Once the application is ready for further processing, NVC assigns a case number. For Filipinos, this starts with letters MNL, followed by 10 numbers. NVC sends instructions to the applicant or his assigned agent / attorney, an invoice for immigrant visa and affidavit of support fees. The fees are paid online from a checking or savings account held at a US financial institution. You can pay at https://ceac.state.gov/ IV/Login.aspx . Please allow a week or so for NVC to process the payment and if it has already done so, the applicant must print a payment receipt and cover page for each fee paid. These two documents are also needed to be returned to the NVC along with the other documentation to be provided later.
Using the same website, the applicant may proceed to complete Form DS-260 or the Application for Immigrant Visa and Alien Registration. He must ensure that all entries are correct and accurate such as dates, spelling of names, addresses, etc. Each applicant and other intending immigrants (accompanying spouse and children) must have separate DS-260s. After the applicant signed and submitted the DS-260 electronically, he must also print out the confirmation page. He needs this to attach with his other documentation.
In the meantime, the petitioner would have to complete and submit Form I-864, Affidavit of Support. Unlike DS-260 which is to be completed online, I-864 has to be printed separately, filled out and mailed together with other supporting documentation such as latest tax returns, W2s and other evidence of financial capacity.
There are also other documents that need to be submitted to the NVC. The applicant must take a look at the checklist and its instructions that NVC provided to him. Usually these documents are birth certificates, marriage certificates, death certificates which are all originals and NSO certified; NBI clearance that is valid for at least one year; passport-style photographs; passport biographic page that shows validity of the passport for at least six months; court certified conviction , annulment / adoption decrees; and all other documents that NVC requests.
After NVC receives the Form I-864 and other supporting documentation, it will then review the applicant’s file and if he is considered to be “documentarily qualified “, it will then send out an appointment letter to the applicant containing the date, time and location of the visa interview. Further, it will also instruct the applicant for the medical examination and other consulate specific procedures.
Once the application is forwarded to the US consulate, the application is now at the hands at the consular officer. This begins the third phase of the immigrant application.

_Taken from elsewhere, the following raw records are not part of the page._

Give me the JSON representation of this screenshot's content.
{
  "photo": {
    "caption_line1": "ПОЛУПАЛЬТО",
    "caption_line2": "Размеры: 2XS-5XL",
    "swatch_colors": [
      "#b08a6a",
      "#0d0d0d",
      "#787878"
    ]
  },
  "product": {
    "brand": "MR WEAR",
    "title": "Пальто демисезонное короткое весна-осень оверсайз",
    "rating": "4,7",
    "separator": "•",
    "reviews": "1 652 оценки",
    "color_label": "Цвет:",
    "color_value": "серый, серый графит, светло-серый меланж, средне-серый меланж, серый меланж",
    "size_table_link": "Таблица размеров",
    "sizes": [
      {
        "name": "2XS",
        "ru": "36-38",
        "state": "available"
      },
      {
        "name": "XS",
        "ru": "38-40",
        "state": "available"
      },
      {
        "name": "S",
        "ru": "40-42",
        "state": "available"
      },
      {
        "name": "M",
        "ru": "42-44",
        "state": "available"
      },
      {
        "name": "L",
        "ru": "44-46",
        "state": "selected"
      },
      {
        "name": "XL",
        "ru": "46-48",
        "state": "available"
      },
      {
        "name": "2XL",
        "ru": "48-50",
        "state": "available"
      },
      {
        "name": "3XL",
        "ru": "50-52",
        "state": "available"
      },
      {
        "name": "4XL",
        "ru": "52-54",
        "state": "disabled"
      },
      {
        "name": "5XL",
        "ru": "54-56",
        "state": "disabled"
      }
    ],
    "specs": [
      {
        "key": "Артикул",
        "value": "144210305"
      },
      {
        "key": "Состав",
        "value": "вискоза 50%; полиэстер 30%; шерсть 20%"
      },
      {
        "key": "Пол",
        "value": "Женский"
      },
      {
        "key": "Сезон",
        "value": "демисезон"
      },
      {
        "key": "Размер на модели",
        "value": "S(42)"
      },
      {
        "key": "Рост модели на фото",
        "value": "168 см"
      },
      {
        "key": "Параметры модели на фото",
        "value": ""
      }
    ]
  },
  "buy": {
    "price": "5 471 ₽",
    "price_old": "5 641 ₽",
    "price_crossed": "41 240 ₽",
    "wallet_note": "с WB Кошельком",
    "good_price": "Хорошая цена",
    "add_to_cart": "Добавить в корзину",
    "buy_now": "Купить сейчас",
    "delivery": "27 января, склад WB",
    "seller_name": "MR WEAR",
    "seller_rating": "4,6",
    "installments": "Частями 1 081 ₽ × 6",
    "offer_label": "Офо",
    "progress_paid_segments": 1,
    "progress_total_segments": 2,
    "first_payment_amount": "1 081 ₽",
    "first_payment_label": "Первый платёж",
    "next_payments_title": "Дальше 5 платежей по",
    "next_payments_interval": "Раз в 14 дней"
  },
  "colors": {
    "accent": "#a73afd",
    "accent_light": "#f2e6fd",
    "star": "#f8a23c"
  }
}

‘Once the application is ready for further processing, NVC assigns a case number.
For Filipinos, this starts with letters MNL, followed
by 10 numbers.’